Start of EXTRACTED ENTRIES

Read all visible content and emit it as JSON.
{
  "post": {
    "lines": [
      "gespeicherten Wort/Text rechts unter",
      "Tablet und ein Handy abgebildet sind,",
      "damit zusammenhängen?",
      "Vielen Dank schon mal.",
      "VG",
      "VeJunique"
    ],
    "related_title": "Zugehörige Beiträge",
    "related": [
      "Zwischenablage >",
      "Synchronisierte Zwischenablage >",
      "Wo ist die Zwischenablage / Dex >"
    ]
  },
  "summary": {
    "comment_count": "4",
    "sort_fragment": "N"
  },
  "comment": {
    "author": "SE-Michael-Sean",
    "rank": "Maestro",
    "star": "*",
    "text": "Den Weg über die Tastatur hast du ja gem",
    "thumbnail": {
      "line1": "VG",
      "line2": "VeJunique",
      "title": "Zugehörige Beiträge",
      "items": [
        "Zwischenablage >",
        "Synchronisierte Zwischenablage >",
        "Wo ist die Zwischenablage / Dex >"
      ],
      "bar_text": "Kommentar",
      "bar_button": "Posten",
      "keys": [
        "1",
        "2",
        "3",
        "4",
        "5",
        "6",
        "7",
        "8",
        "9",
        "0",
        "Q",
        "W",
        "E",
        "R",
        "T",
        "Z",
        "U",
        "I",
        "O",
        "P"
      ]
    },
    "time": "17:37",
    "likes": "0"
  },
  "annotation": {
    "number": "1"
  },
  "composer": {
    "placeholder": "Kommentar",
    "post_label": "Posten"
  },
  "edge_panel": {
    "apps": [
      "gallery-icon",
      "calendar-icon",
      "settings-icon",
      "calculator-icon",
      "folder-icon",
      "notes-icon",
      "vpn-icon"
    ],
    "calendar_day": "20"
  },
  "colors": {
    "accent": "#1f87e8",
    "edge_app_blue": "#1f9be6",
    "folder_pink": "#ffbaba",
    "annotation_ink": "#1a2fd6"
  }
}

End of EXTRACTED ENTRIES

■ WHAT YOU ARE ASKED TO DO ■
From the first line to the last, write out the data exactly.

■ ANSWER TO THE PROBLEM ■
Read all visible content and emit it as JSON.
{
  "post": {
    "lines": [
      "gespeicherten Wort/Text rechts unter",
      "Tablet und ein Handy abgebildet sind,",
      "damit zusammenhängen?",
      "Vielen Dank schon mal.",
      "VG",
      "VeJunique"
    ],
    "related_title": "Zugehörige Beiträge",
    "related": [
      "Zwischenablage >",
      "Synchronisierte Zwischenablage >",
      "Wo ist die Zwischenablage / Dex >"
    ]
  },
  "summary": {
    "comment_count": "4",
    "sort_fragment": "N"
  },
  "comment": {
    "author": "SE-Michael-Sean",
    "rank": "Maestro",
    "star": "*",
    "text": "Den Weg über die Tastatur hast du ja gem",
    "thumbnail": {
      "line1": "VG",
      "line2": "VeJunique",
      "title": "Zugehörige Beiträge",
      "items": [
        "Zwischenablage >",
        "Synchronisierte Zwischenablage >",
        "Wo ist die Zwischenablage / Dex >"
      ],
      "bar_text": "Kommentar",
      "bar_button": "Posten",
      "keys": [
        "1",
        "2",
        "3",
        "4",
        "5",
        "6",
        "7",
        "8",
        "9",
        "0",
        "Q",
        "W",
        "E",
        "R",
        "T",
        "Z",
        "U",
        "I",
        "O",
        "P"
      ]
    },
    "time": "17:37",
    "likes": "0"
  },
  "annotation": {
    "number": "1"
  },
  "composer": {
    "placeholder": "Kommentar",
    "post_label": "Posten"
  },
  "edge_panel": {
    "apps": [
      "gallery-icon",
      "calendar-icon",
      "settings-icon",
      "calculator-icon",
      "folder-icon",
      "notes-icon",
      "vpn-icon"
    ],
    "calendar_day": "20"
  },
  "colors": {
    "accent": "#1f87e8",
    "edge_app_blue": "#1f9be6",
    "folder_pink": "#ffbaba",
    "annotation_ink": "#1a2fd6"
  }
}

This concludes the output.